[Opening GIVEN DATA section]

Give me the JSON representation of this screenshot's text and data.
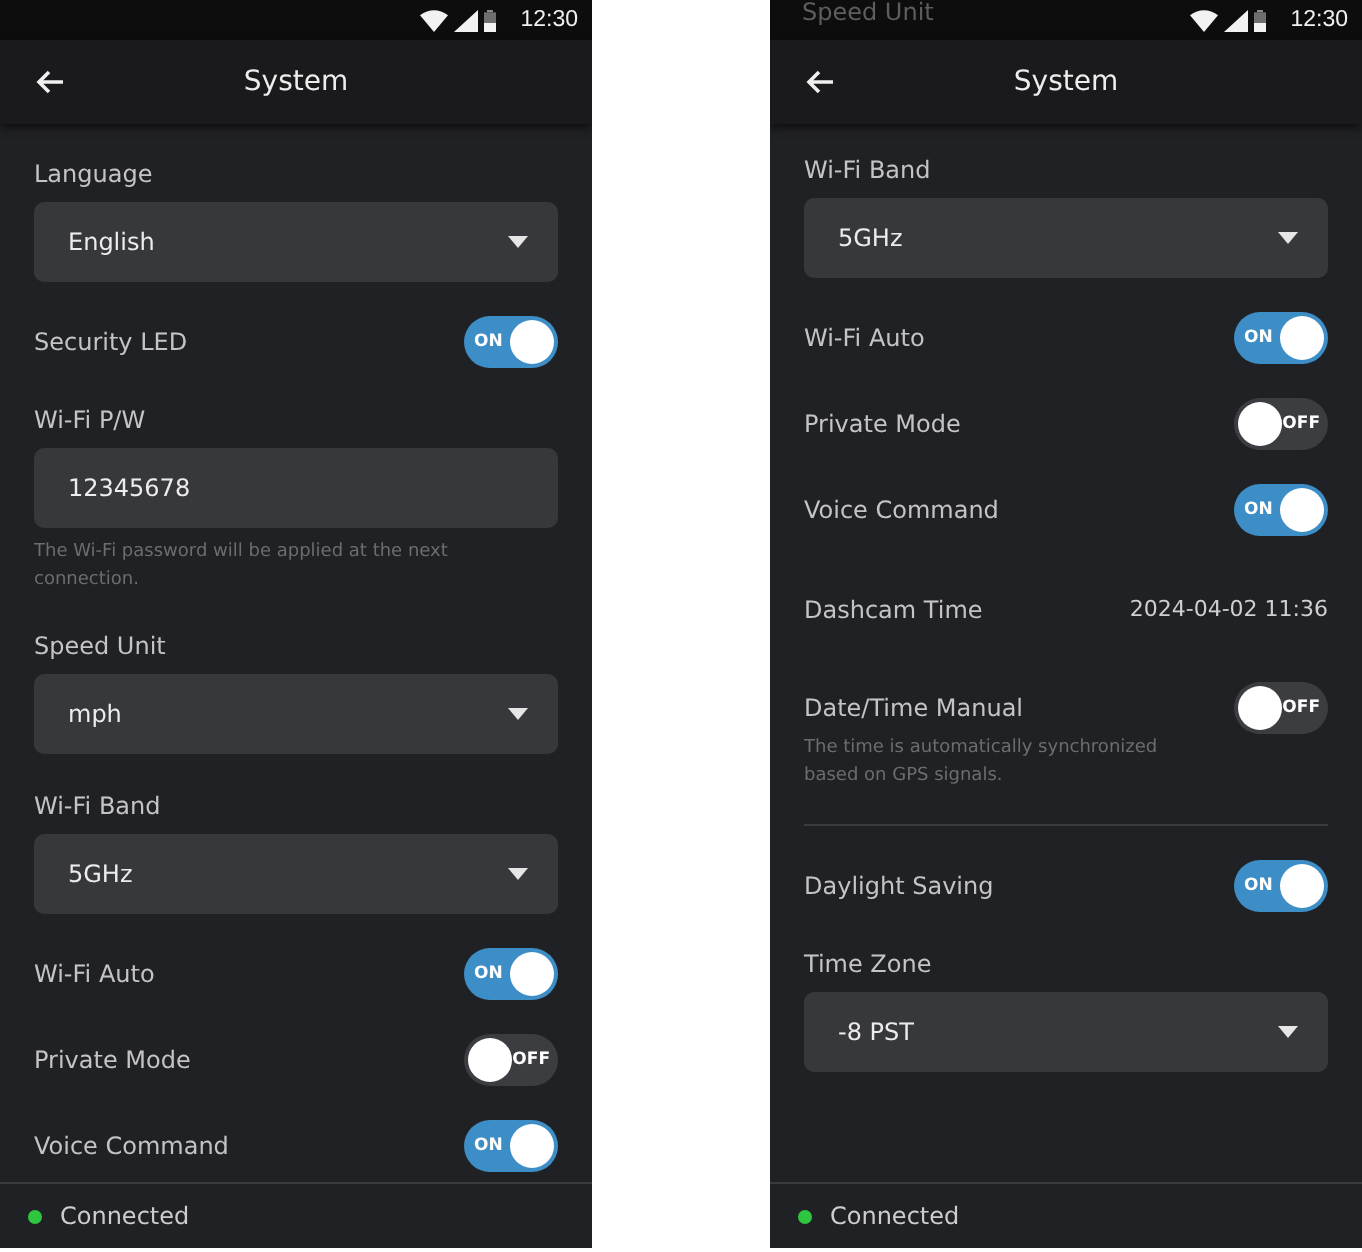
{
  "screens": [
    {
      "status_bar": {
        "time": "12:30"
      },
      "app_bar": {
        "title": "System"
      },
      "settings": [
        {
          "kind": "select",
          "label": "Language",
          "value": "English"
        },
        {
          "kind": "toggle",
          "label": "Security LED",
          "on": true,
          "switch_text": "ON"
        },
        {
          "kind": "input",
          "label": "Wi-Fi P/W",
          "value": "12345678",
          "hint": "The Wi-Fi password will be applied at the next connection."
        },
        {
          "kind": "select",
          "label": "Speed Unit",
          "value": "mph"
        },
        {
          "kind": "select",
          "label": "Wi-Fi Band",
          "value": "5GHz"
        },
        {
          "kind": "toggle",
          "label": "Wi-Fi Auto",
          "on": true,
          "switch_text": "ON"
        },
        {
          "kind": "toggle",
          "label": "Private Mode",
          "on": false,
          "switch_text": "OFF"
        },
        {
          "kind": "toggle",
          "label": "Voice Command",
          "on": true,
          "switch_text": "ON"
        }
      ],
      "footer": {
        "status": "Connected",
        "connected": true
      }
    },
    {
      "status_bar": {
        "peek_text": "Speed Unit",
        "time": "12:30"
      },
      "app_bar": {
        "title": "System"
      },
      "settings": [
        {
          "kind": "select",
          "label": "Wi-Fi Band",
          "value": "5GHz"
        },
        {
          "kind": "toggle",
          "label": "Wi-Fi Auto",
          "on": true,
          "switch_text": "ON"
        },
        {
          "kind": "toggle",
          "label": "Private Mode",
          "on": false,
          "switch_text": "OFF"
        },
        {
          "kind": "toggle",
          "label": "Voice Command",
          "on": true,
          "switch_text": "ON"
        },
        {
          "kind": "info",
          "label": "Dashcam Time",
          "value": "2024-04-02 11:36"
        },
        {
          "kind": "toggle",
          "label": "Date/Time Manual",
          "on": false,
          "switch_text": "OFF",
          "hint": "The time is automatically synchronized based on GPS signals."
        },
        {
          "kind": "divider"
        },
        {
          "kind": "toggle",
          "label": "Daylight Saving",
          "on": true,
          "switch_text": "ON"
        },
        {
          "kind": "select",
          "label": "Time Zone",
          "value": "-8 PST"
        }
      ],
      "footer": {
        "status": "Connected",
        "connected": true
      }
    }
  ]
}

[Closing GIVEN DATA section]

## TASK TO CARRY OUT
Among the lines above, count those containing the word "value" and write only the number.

## EXERCISE ANSWER
7